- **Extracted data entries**
....
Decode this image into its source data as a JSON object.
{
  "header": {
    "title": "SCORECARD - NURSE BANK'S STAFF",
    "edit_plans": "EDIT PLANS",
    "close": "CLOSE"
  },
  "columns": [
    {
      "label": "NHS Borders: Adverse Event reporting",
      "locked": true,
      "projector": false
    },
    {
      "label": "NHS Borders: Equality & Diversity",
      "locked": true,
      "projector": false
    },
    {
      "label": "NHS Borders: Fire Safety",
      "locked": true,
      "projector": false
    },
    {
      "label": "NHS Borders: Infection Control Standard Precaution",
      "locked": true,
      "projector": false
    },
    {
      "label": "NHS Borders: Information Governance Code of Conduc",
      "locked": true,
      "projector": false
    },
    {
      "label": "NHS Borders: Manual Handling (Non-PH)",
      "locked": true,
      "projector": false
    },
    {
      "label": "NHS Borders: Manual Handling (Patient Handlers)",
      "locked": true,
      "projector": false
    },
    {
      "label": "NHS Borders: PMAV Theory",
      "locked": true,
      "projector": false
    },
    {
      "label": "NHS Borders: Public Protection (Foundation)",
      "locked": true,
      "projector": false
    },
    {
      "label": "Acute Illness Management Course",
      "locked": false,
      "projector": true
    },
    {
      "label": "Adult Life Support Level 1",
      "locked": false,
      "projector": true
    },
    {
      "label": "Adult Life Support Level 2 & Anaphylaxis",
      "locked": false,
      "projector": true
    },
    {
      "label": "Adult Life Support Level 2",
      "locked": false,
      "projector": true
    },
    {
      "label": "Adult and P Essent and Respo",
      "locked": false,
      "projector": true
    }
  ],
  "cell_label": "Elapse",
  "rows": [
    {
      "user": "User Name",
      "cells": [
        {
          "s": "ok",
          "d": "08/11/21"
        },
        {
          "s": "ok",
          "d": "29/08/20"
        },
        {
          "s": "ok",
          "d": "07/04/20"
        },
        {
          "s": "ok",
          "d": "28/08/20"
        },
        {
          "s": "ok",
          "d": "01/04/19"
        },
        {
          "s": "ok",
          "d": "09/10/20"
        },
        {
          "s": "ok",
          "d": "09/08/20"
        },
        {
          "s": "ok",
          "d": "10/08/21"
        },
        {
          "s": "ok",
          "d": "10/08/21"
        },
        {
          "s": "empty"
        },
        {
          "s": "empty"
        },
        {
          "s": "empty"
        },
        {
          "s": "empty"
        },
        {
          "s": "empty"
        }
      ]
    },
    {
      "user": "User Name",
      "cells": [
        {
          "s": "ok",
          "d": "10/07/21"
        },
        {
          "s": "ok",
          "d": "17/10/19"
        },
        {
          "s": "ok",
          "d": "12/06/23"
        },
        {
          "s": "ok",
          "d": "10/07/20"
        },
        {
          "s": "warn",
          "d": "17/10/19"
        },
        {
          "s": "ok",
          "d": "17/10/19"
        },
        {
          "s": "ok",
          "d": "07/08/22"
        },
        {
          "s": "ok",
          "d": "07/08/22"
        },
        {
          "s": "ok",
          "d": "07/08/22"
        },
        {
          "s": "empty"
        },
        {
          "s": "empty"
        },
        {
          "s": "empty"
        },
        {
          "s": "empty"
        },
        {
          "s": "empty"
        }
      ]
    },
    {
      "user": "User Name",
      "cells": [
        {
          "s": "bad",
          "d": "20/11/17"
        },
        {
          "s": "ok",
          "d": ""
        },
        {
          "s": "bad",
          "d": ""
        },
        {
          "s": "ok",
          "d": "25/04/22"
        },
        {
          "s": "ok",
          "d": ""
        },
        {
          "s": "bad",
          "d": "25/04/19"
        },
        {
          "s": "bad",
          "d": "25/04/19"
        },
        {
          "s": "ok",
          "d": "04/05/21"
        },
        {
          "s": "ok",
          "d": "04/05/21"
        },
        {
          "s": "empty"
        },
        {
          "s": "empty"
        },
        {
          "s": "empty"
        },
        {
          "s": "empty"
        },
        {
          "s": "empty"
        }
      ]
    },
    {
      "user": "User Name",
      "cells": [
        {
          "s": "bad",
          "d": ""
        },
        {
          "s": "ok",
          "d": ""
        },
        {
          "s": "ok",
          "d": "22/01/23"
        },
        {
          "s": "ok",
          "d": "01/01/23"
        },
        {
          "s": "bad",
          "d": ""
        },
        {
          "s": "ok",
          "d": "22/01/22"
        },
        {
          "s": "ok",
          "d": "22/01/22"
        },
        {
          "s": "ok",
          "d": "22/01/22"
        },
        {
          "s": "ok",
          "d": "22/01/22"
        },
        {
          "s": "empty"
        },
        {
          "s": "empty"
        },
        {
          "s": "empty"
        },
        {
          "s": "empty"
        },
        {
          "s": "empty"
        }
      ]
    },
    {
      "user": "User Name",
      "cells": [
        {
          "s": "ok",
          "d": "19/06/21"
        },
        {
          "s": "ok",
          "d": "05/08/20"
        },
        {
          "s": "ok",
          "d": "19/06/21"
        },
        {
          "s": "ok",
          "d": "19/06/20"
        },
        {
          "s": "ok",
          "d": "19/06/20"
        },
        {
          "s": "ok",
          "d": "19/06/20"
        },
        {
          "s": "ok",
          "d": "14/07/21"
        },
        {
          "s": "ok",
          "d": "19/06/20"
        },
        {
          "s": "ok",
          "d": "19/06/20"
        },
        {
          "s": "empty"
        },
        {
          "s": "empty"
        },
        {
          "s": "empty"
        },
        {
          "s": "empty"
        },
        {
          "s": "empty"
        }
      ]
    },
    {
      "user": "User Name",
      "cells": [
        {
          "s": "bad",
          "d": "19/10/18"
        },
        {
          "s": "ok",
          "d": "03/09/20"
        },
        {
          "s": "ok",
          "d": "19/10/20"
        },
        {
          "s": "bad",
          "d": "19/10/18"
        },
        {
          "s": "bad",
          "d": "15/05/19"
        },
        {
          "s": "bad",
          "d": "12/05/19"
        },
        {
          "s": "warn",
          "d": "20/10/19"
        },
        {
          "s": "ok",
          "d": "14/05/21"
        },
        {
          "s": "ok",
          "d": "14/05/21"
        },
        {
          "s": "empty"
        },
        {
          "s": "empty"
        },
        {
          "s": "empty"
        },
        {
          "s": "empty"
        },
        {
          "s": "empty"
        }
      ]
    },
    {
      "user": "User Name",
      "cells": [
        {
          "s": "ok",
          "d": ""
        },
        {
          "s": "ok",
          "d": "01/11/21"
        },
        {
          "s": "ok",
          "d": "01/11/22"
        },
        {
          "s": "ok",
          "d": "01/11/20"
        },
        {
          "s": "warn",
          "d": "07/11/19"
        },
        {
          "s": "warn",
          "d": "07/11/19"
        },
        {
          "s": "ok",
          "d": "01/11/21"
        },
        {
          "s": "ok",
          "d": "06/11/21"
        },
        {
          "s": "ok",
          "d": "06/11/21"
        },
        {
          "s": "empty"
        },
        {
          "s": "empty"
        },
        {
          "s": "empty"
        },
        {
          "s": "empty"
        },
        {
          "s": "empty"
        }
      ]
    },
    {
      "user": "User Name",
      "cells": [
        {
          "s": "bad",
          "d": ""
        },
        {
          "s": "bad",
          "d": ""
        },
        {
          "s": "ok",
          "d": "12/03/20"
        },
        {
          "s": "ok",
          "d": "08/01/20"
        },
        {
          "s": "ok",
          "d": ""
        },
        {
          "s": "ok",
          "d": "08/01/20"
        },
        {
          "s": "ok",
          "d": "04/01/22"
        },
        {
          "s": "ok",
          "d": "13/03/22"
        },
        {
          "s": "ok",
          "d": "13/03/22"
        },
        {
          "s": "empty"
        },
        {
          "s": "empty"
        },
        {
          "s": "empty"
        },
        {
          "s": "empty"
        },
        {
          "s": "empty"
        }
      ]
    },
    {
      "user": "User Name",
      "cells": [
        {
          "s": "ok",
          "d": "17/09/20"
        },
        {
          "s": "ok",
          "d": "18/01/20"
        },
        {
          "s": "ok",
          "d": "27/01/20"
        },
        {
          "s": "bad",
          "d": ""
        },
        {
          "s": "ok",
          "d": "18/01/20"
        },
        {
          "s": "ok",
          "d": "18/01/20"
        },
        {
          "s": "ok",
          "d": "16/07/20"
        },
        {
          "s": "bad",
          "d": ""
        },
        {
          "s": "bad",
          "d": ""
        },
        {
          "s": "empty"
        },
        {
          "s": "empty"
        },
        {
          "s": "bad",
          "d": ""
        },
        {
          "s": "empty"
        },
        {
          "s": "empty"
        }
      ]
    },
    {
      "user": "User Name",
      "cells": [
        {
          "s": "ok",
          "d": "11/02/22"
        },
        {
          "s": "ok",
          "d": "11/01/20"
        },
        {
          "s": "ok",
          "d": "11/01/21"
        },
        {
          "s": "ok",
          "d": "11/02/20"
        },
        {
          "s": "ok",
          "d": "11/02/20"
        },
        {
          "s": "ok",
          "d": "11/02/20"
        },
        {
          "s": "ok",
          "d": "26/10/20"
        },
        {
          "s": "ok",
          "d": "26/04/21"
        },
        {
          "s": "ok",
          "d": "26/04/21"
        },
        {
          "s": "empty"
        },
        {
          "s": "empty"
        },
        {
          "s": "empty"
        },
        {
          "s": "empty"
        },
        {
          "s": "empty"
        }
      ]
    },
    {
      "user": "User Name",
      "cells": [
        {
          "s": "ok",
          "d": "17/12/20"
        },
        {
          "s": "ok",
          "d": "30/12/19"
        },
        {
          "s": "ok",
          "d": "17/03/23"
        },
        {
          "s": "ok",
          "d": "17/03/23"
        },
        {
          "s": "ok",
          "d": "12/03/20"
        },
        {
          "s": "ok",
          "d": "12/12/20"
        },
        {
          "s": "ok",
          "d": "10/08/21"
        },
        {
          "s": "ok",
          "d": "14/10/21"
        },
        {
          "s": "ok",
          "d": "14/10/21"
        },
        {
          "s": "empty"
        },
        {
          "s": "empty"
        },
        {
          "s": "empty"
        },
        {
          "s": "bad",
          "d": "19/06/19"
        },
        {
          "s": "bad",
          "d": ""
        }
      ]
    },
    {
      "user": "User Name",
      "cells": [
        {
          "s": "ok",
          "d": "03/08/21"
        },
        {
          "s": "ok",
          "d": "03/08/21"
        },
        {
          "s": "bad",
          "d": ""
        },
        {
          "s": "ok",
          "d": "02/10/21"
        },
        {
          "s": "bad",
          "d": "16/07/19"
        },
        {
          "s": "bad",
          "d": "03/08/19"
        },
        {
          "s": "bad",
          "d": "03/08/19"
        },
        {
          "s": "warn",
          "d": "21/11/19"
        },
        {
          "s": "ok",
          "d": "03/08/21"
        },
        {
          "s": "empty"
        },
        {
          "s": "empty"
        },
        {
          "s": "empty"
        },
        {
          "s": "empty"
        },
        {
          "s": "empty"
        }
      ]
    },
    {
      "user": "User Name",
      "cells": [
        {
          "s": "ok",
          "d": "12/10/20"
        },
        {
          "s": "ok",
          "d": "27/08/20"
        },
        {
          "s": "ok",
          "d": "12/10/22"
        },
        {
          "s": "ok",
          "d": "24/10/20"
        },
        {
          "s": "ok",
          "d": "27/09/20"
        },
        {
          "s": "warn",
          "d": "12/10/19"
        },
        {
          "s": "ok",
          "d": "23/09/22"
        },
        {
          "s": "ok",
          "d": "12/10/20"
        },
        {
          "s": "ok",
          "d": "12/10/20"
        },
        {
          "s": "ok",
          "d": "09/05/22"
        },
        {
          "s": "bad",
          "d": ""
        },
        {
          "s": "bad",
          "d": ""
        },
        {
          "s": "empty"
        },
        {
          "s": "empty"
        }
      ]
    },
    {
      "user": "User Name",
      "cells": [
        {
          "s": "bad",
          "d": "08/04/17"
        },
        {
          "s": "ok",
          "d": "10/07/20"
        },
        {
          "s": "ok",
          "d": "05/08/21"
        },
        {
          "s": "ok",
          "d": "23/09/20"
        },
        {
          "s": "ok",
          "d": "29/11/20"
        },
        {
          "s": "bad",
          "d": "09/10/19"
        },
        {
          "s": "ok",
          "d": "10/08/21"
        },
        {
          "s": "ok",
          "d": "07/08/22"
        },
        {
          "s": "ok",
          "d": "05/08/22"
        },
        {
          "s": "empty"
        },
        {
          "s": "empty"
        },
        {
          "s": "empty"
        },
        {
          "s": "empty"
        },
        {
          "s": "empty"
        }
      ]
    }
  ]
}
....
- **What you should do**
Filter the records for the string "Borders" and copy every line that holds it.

- **Answer to this task**
      "label": "NHS Borders: Adverse Event reporting",
      "label": "NHS Borders: Equality & Diversity",
      "label": "NHS Borders: Fire Safety",
      "label": "NHS Borders: Infection Control Standard Precaution",
      "label": "NHS Borders: Information Governance Code of Conduc",
      "label": "NHS Borders: Manual Handling (Non-PH)",
      "label": "NHS Borders: Manual Handling (Patient Handlers)",
      "label": "NHS Borders: PMAV Theory",
      "label": "NHS Borders: Public Protection (Foundation)",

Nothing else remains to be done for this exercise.